Data items
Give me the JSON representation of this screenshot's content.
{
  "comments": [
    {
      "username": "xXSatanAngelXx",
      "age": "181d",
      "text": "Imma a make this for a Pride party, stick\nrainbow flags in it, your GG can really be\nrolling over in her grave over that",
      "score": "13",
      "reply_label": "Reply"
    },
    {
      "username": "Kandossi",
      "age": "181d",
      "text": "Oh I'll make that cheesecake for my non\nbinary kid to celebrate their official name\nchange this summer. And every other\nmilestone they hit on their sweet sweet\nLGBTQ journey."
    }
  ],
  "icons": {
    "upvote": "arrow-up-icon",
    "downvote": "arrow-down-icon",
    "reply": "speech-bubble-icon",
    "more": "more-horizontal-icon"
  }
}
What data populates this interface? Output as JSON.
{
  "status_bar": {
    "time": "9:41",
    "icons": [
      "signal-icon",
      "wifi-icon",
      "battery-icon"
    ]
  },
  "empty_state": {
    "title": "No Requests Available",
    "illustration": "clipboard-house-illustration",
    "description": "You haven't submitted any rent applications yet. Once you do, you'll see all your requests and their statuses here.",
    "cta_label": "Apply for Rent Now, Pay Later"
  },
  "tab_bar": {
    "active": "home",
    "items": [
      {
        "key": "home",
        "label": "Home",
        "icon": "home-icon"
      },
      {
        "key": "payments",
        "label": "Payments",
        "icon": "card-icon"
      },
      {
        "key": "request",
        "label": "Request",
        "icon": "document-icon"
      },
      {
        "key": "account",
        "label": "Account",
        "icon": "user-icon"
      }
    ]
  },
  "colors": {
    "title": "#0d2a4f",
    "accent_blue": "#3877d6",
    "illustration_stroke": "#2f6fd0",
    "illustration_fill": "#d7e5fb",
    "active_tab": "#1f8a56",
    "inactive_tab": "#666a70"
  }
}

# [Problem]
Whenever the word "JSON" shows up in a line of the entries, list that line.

# [Finished exercise]
Give me the JSON representation of this screenshot's content.
What data populates this interface? Output as JSON.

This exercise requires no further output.